(Data excerpts)
◆ ◆ ◆ ◆ ◆ ◆ ◆

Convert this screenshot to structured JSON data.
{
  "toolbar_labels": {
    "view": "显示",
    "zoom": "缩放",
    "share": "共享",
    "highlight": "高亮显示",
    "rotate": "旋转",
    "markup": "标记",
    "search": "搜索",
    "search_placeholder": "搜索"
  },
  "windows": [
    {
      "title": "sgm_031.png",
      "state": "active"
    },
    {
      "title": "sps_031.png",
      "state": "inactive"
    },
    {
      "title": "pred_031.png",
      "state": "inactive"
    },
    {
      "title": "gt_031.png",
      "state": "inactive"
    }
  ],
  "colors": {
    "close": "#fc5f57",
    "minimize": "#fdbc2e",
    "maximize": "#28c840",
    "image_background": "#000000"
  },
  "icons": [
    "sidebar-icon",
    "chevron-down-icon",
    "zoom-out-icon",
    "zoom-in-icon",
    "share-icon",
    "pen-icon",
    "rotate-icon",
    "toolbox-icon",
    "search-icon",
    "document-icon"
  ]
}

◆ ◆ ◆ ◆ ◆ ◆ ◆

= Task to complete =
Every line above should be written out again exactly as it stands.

= Written answer =
Convert this screenshot to structured JSON data.
{
  "toolbar_labels": {
    "view": "显示",
    "zoom": "缩放",
    "share": "共享",
    "highlight": "高亮显示",
    "rotate": "旋转",
    "markup": "标记",
    "search": "搜索",
    "search_placeholder": "搜索"
  },
  "windows": [
    {
      "title": "sgm_031.png",
      "state": "active"
    },
    {
      "title": "sps_031.png",
      "state": "inactive"
    },
    {
      "title": "pred_031.png",
      "state": "inactive"
    },
    {
      "title": "gt_031.png",
      "state": "inactive"
    }
  ],
  "colors": {
    "close": "#fc5f57",
    "minimize": "#fdbc2e",
    "maximize": "#28c840",
    "image_background": "#000000"
  },
  "icons": [
    "sidebar-icon",
    "chevron-down-icon",
    "zoom-out-icon",
    "zoom-in-icon",
    "share-icon",
    "pen-icon",
    "rotate-icon",
    "toolbox-icon",
    "search-icon",
    "document-icon"
  ]
}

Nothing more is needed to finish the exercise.